We had about 50 participants which included some folks associated with a variety of vendors. At the end of the conference, I brought up the concern I have with keeping Edubloggercon free of commercial influences. Andy Pethan of Alight Learning sent me a very thoughtful and thought provoking email in response to my comments. I asked Andy's permission to reprint his email here and allow the community to respond. He graciously agreed to open up his comments to all of us. I look forward to reading your thoughts. I'm just back from vacation and am still gathering mine.

My name is Andy Pethan, a student at Olin College and one of the people working on the software startup Alight Learning. As someone who is interested in K12 ed-tech both personally and professionally, I wanted to clarify your perspective on the commercial influence at events like EBC.

Near the end of the conference Tuesday, you mentioned your concern about the purity of the event. Though you did not ask anyone to stop coming, it seemed clear that there was some kind of line that was being pushed. At one extreme, there may be something like the Pearson influx that I heard had happened a year or two ago, representing the attempt of a company trying to turn the day into a sales pitch (this story is all hearsay for me, but if this is not what happened one could imagine something like this). At the other extreme would be asking anyone who can increase their revenues by learning from and contributing to the event to stop coming. Since these entrepreneurs, developers, consultants, and salespeople base their livelihood around making better products, positioning products more usefully, and training teachers and administrators on the use and large scale implementation of these products, it would seem silly to cut them off from the educators who care most about getting good products into schools with a useful and meaningful application. Assuming that either extreme is bad for the community, where does the line get drawn? As a software developer and eventually a salesman (when we have a product done enough to sell), what behavioral guidelines should I be considering?

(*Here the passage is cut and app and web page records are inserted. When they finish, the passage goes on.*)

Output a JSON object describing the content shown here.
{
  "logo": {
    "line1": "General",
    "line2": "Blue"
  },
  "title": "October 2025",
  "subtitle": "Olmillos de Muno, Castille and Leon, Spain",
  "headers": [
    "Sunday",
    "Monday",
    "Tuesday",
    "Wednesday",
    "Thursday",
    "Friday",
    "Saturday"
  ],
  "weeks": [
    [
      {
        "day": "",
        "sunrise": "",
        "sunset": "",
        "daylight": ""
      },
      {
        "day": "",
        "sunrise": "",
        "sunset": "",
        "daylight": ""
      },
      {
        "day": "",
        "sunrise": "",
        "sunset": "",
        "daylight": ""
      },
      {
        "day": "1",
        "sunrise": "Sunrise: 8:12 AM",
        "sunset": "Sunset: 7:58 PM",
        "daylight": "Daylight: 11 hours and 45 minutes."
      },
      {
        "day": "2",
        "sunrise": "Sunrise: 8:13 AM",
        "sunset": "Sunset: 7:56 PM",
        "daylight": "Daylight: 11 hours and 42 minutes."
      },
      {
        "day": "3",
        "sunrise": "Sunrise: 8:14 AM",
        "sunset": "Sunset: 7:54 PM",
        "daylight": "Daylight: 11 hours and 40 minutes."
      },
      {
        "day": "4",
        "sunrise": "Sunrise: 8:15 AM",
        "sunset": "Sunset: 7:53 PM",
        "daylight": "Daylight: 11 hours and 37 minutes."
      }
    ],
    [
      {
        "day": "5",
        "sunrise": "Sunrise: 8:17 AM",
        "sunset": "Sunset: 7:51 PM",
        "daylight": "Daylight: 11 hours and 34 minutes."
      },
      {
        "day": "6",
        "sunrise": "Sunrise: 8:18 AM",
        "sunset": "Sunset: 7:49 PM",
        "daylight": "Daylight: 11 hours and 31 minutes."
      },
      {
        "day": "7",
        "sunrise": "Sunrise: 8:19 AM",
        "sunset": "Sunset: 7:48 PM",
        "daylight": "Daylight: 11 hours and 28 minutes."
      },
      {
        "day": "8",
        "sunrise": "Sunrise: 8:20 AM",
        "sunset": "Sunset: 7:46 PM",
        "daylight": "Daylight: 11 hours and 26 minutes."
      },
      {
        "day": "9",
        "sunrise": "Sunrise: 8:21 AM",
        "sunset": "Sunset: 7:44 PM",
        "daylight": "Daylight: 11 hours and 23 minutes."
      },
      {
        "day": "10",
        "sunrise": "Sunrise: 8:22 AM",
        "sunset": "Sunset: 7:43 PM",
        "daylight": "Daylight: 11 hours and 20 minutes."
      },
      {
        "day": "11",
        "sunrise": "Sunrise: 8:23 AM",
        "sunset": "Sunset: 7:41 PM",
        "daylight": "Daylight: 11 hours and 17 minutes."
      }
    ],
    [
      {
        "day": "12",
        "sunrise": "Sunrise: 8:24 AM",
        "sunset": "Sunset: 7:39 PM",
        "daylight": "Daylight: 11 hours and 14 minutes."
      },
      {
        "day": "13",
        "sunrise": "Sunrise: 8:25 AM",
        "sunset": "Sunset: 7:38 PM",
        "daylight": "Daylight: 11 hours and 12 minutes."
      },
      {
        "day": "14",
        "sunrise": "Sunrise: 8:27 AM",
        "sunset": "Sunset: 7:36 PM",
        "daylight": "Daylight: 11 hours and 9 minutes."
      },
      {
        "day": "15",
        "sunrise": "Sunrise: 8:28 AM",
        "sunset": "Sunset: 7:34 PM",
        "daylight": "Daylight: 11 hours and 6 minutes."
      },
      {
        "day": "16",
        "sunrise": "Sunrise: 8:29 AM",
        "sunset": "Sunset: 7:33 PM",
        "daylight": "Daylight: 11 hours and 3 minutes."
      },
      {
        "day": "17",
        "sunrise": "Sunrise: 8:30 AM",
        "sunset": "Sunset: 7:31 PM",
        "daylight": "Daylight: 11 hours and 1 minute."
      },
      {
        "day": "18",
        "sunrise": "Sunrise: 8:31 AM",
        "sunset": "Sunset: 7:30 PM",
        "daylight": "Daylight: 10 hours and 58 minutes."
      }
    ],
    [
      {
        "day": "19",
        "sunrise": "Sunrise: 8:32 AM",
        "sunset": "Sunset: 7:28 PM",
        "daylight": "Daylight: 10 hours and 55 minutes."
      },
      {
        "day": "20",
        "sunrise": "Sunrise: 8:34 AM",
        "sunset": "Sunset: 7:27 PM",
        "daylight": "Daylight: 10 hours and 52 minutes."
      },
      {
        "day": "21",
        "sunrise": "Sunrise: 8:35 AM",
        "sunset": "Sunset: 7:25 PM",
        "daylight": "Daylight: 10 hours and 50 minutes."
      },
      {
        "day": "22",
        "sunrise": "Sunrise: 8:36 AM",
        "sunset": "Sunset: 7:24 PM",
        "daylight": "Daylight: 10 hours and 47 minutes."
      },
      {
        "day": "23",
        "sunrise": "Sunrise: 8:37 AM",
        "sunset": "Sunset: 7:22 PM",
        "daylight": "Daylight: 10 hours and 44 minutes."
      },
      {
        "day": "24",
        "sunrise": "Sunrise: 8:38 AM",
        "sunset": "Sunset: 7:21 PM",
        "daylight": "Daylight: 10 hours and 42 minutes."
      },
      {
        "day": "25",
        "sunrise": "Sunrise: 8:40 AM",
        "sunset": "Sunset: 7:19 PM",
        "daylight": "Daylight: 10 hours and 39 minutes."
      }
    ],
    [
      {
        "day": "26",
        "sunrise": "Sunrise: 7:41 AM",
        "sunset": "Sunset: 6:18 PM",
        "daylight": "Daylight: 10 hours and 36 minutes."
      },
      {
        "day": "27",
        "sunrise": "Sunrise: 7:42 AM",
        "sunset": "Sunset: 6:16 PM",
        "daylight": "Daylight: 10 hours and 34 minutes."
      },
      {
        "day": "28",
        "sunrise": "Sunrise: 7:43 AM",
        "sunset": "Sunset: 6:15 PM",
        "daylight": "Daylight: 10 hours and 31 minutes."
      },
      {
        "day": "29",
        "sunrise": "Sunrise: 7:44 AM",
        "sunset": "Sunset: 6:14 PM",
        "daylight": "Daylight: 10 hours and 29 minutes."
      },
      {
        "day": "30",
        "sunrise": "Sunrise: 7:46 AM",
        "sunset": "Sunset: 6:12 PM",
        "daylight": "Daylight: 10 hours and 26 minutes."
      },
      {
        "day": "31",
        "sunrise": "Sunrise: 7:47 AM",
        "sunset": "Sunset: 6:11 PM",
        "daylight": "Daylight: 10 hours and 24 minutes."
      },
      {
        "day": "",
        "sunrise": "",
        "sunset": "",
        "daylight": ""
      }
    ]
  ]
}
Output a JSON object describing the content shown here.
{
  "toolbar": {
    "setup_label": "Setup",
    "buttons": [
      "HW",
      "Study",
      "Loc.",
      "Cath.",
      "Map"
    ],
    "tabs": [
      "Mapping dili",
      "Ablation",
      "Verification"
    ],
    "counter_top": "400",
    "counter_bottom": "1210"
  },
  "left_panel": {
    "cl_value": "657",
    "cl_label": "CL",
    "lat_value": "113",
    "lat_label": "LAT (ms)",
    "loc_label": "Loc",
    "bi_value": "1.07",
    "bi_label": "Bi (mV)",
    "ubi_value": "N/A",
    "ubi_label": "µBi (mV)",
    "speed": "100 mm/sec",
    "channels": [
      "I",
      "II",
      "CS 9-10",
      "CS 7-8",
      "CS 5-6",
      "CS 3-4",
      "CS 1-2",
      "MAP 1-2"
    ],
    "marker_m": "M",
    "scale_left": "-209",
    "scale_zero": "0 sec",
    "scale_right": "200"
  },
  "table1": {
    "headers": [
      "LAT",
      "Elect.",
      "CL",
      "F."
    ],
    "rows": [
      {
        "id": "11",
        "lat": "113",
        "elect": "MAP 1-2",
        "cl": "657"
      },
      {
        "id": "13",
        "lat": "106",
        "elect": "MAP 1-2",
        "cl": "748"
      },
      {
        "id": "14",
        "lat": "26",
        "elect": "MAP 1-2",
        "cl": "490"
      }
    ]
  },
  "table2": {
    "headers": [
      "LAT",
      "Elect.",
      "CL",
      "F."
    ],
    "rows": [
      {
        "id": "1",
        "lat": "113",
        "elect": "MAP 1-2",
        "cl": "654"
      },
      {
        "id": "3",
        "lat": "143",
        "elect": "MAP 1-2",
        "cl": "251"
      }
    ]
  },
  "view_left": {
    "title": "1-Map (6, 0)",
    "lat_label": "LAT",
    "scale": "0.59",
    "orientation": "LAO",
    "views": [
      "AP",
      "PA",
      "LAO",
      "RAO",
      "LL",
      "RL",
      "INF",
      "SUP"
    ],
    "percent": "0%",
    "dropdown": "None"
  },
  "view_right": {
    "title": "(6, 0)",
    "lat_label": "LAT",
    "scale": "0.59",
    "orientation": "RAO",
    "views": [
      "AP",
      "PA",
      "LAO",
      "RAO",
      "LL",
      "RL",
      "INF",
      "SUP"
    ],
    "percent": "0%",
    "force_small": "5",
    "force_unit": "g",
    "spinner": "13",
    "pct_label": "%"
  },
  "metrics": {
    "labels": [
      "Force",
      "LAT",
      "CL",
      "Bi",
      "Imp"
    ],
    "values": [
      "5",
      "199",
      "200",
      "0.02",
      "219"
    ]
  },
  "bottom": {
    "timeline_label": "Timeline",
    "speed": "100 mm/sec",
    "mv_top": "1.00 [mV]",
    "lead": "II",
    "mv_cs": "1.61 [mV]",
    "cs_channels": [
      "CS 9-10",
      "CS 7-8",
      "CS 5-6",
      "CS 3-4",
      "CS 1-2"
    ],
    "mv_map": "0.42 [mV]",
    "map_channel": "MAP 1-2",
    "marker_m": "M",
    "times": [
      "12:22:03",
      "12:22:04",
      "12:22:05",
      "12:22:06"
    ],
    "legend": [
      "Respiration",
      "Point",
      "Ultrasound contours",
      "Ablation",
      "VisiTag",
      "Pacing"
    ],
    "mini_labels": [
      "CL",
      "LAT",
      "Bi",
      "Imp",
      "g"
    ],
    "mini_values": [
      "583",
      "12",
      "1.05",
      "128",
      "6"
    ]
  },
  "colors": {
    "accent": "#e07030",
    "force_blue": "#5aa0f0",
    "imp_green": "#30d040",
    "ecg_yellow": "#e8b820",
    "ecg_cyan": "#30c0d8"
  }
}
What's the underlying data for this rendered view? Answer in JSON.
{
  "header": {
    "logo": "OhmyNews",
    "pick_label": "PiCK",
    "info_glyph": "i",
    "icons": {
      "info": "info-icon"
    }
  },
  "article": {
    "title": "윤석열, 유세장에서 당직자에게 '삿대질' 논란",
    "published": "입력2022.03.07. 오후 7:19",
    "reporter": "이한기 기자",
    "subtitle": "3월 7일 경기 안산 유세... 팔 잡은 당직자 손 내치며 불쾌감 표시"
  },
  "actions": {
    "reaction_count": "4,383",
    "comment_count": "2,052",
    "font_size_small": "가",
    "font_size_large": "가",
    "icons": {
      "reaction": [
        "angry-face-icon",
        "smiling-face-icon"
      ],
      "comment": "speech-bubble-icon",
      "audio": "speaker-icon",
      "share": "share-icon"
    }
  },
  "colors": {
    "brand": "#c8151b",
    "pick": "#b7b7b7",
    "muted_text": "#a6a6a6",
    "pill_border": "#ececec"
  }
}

I want to reiterate my interest in attending events like EBC and EduCon. From only two of these events, I personally have learned more about the real problems faced in introducing change to schools and the strong and weak points of the tools teachers are starting to use. Small insights at these events may lead our team down very different development paths, and in fact does (we started yet another redesign of a significant portion of our app yesterday, partially from problems recognized at EBCE). I can guarantee that our product will be much more useful to schools as a direct result of listening to and asking questions of all the different people that attend these events, and that someday our team will be able to make a significant impact on the challenges schools face. The perspective I want to hear from you, and eventually all the teachers/ed-tech specialists/admins/employees, is where are the lines between co-design, empathy, and beneficial marketing vs. product hawking and spam?

If you have time to give your thoughts, I am very interested in hearing them. If I attend future events like this, I want to be a fully contributing teacher and learner, not an unwanted pest or someone afraid to talk openly. This message was sent preemptively in the hopes that the issue would be more of a discussion right now instead of becoming a much larger problem in the future, and I think we both recognize the potentially bad path things are heading down if left unaddressed. Thanks for your time,

Andy Pethan

Alight Learning / Olin College